Unity Day comes together again

Once a semester, the Unity club comes together to hold Unity Day, an event that takes up the entire day and gathers willing students in thy gym to come together and have a heart to heart about their life and the issues they’re struggling with.

The event, which was held on October 13th, drew students from all grades and backgrounds. Among topics discussed were  LGBTQ+ identity, religion, racial struggles, mental illness, and bullying.

Students gather to watch a video about self image and bullying.

“It was my second time coming,” said sophomore Wren Elliott. “I really enjoyed last time, and a lot of issues discussed related to me.”

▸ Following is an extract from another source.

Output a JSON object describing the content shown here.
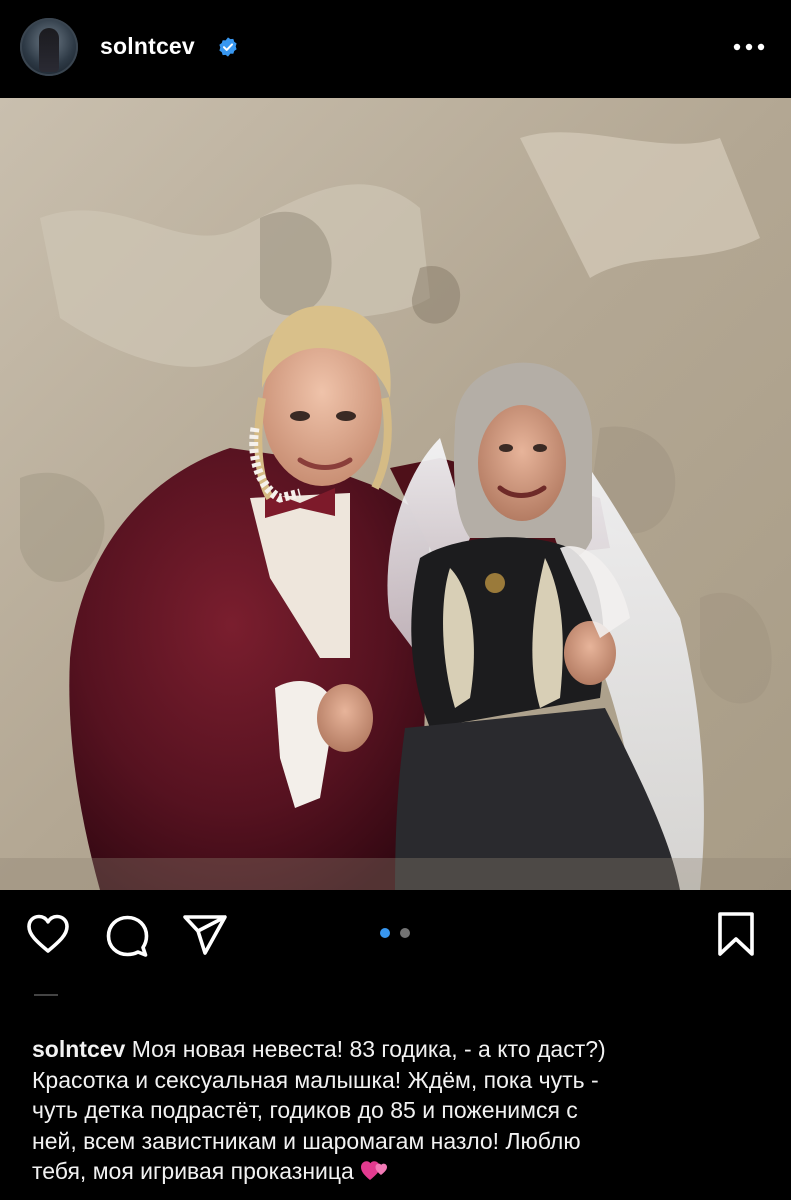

This year, the club took a different approach to their groupings. Instead of last year’s form of having topic based groups that were self assigned, this year they assigned each student to a facilitator and had them get to know each other.

“I loved it,” said teacher Ms. Bacon. “I liked how the groups were made.”

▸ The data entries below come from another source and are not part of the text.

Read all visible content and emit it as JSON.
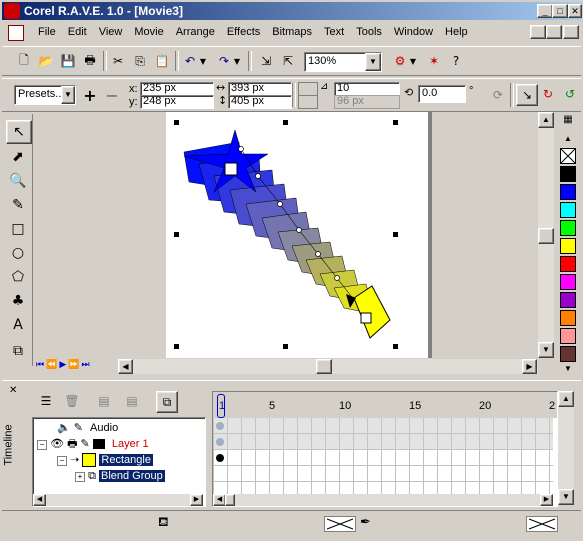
{
  "titlebar": {
    "title": "Corel R.A.V.E. 1.0 - [Movie3]",
    "min": "_",
    "max": "□",
    "close": "✕"
  },
  "menu": {
    "items": [
      {
        "label": "File"
      },
      {
        "label": "Edit"
      },
      {
        "label": "View"
      },
      {
        "label": "Movie"
      },
      {
        "label": "Arrange"
      },
      {
        "label": "Effects"
      },
      {
        "label": "Bitmaps"
      },
      {
        "label": "Text"
      },
      {
        "label": "Tools"
      },
      {
        "label": "Window"
      },
      {
        "label": "Help"
      }
    ]
  },
  "toolbar": {
    "zoom": "130%"
  },
  "propbar": {
    "presets": "Presets...",
    "x": "235 px",
    "y": "248 px",
    "x_label": "x:",
    "y_label": "y:",
    "w": "393 px",
    "h": "405 px",
    "steps": "10",
    "spacing": "96 px",
    "rotation": "0.0",
    "degree": "°"
  },
  "timeline": {
    "side_label": "Timeline",
    "ticks": [
      "1",
      "5",
      "10",
      "15",
      "20",
      "2"
    ],
    "rows": [
      {
        "label": "Audio"
      },
      {
        "label": "Layer 1"
      },
      {
        "label": "Rectangle"
      },
      {
        "label": "Blend Group"
      }
    ]
  },
  "colors": {
    "accent_title": "#0a246a",
    "palette": [
      "#000000",
      "#0000ff",
      "#00ffff",
      "#00ff00",
      "#ffff00",
      "#ff0000",
      "#ff00ff",
      "#ff8000",
      "#ff9999",
      "#800000"
    ]
  }
}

Each group of students varied in size, and though some had a rocky start trying to get organized, they grew together throughout the course of the day and the variant of activities, including short movies and a talk.

“I liked how students would mix together in the gym to watch a video or hear a speech,” freshman Parker Gill said, “and then they would get back into their groups and discuss what they had just seen. It was really helpful to me and I felt it was a good break to the groups.”

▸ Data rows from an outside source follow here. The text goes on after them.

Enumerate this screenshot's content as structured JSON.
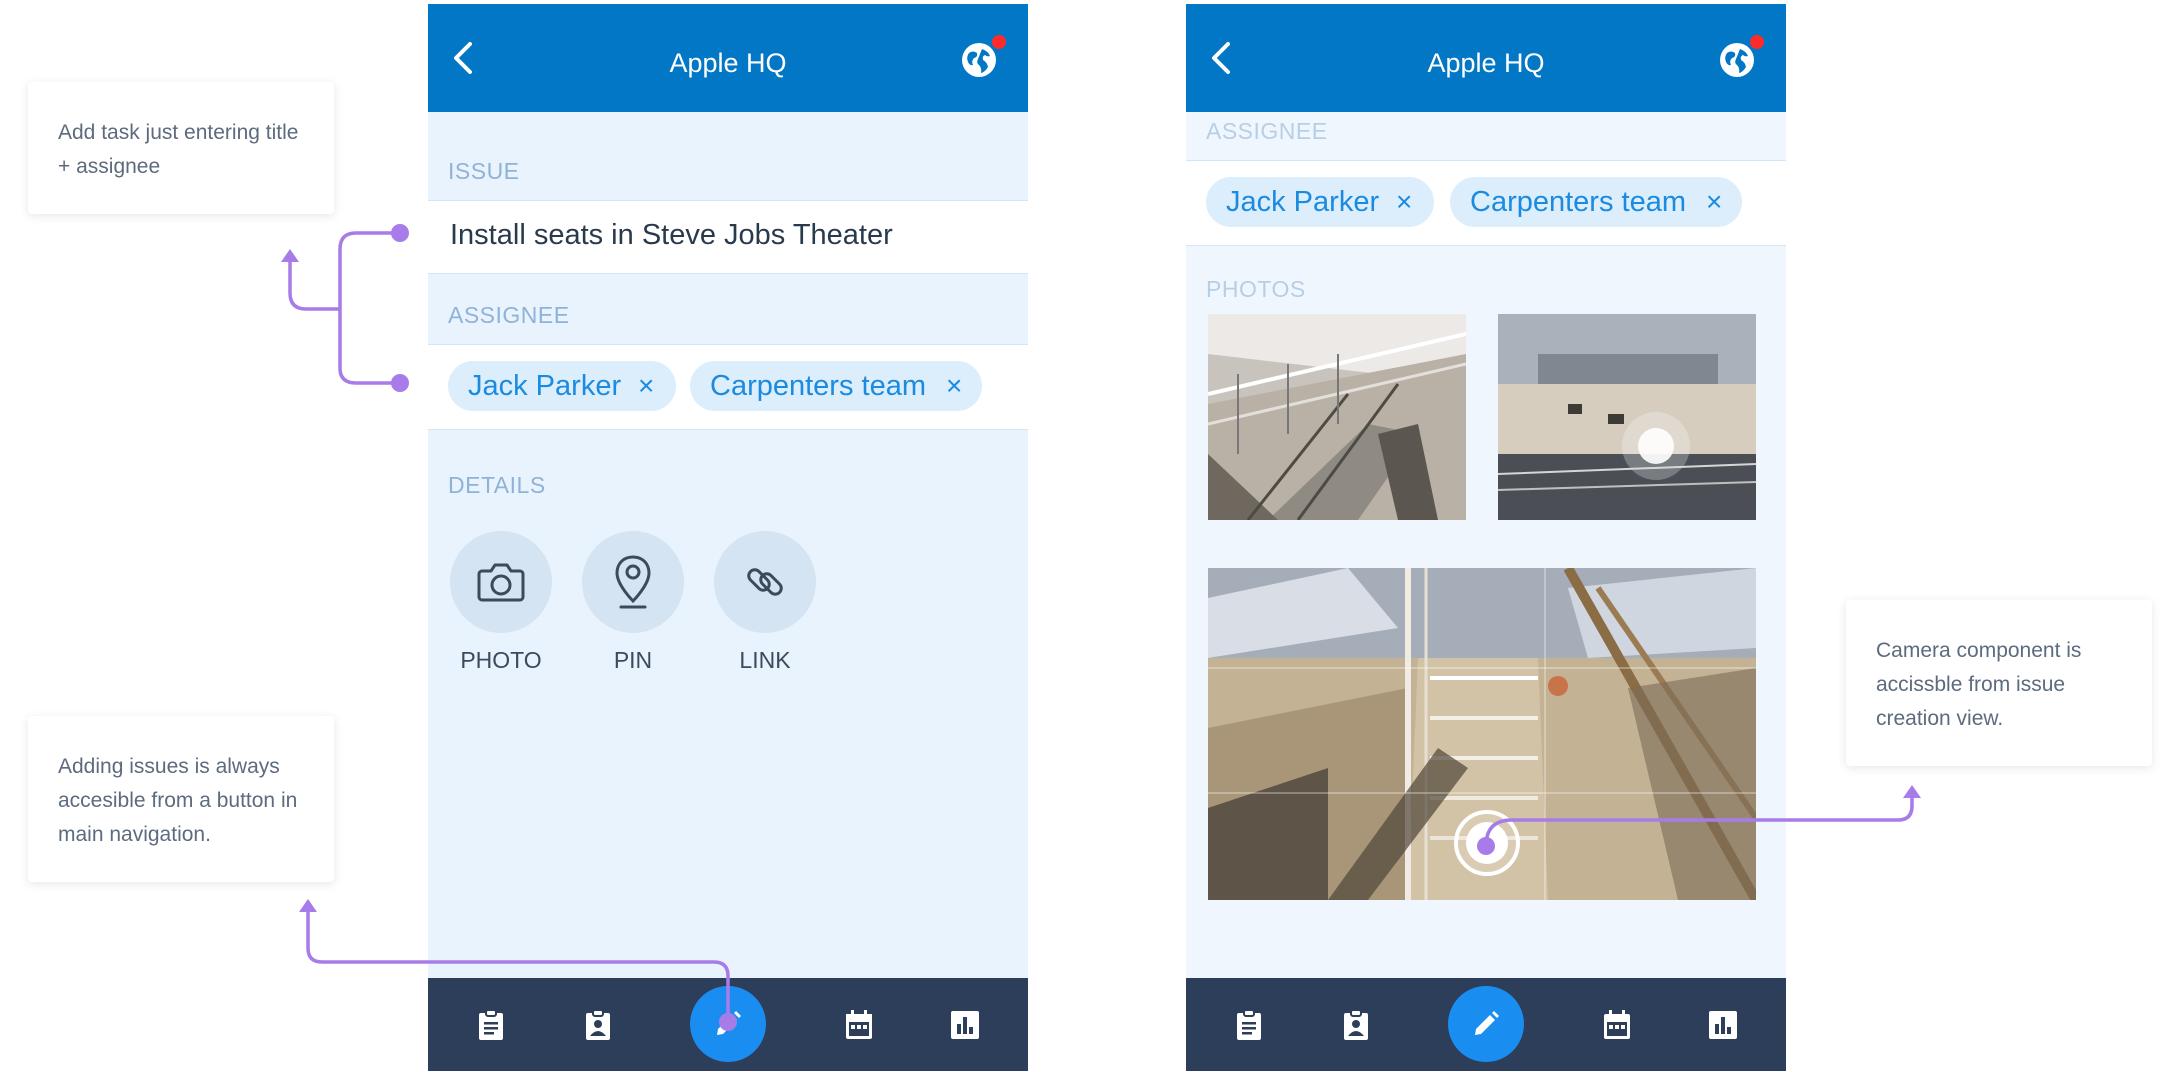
{
  "screens": {
    "left": {
      "title": "Apple HQ",
      "issue_label": "ISSUE",
      "issue_text": "Install seats in Steve Jobs Theater",
      "assignee_label": "ASSIGNEE",
      "chips": [
        "Jack Parker",
        "Carpenters team"
      ],
      "chip_remove": "×",
      "details_label": "DETAILS",
      "detail_buttons": [
        "PHOTO",
        "PIN",
        "LINK"
      ]
    },
    "right": {
      "title": "Apple HQ",
      "assignee_label": "ASSIGNEE",
      "chips": [
        "Jack Parker",
        "Carpenters team"
      ],
      "chip_remove": "×",
      "photos_label": "PHOTOS"
    }
  },
  "bottom_nav": {
    "items": [
      "clipboard-icon",
      "badge-icon",
      "pencil-icon",
      "calendar-icon",
      "bar-chart-icon"
    ]
  },
  "annotations": {
    "note_1": "Add task just entering title + assignee",
    "note_2": "Adding issues is always accesible from a button in main navigation.",
    "note_3": "Camera component is accissble from issue creation view."
  },
  "colors": {
    "header": "#0277c6",
    "nav": "#2c3e5a",
    "fab": "#1a8ef0",
    "chip_bg": "#dcedfb",
    "chip_text": "#1a8be0",
    "connector": "#a77ce9",
    "badge": "#ff2a2a"
  }
}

Students worked on the “In Your Head” activity, which led them to talk about their worries and feelings.

Many of the activities pulled from the participant’s experiences to help them grow more confident in themselves. Some, such as the dot activity, had students walk up and get a dot sticker for every question that applied to them. Others, like the your body activity, had the participants talk about things they liked about themselves.

“I know some people think it’s just a way to get out of class,” said Elliott. “But it’s helpful. It really made me and other people who participated feel better about ourselves.”